What has Alice in Wonderland to do with Identity?

Who are you? asked the caterpillar

Identity Politics in Wonderland—written by Aram Bakshianappeared in The American Conservative of 5th March 2019. But what could Lewis Carroll’s book, Alice in Wonderland, possibly have in common with this issue?

For Bakshian the link was accidental. The book happened to fall on the floor and fortuitouslyfor one interested in the subjectopened at the page where Alice was looking at a caterpillar who proceeded to ask her: Who are you?

I—I hardly know, sir, just at present—at least I know who I WAS when I got up this morning, but I think I must have been changed several times since then … came the reply from Alice.

For Aram Bakshian these words provide an opening into the increasingly absurd era of identity politics. Today, many people are confused by the term and are asking themselves: Who am I? But the answers that are forthcoming are confusing.

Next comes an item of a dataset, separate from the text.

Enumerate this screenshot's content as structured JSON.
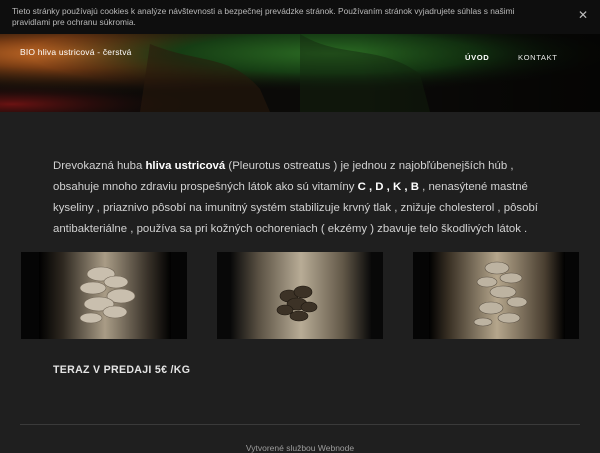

In Bakshian’s case he could state that he is a … WASP or Asian American; writer, editor, or public servant; conservative traditionalist or libertarian; Calvinist, Catholic, Armenian Monophysite, or Deist…and so on, ad nauseam. This is because of his background.

His grandfather was an Armenian immigrant from the Ottoman Empire. On his mother’s side he comes from 17th century Virginian yeoman farmers, as well as 19th century German—and indeed Irish—immigrants to North America.

How, he asks, could he consolidate into one, the often-contradictory subsets that go into his biological, geographical, political, and spiritual heritage?

American—plain and simple—is his answer.

Comment

To really know Who am I? is it sufficient to place ourselves into a category like “American”, “Irish”, “European”, “Mexican”, or whatever?

Yes, if it satisfies you as an individual. But don’t expect an answer to the inevitable follow-on question: What is an American, a European, an Irish person? etc., because we can’t answer these questions with a precise definition.

This means that we must rely on description. But the more we try to describe that “something” which aptly describes, say, what it means to be Irish or American, the more we find ourselves dealing with exceptions to the rule that have to be excluded or, otherwise, mess up our initial viewpoint.

Attempt the exercise for yourself!

Try to fit everyone within your country within a simple definition. It’s harder than you think! Then have a look at how the Science of Identity overcomes the problem here and here

Image source

Wikimedia Commons here

Aram Bakshian Jr. is a former aide to presidents Nixon, Ford, and Reagan. His writings on politics, history, gastronomy, and the arts have been widely published in the United States and overseas.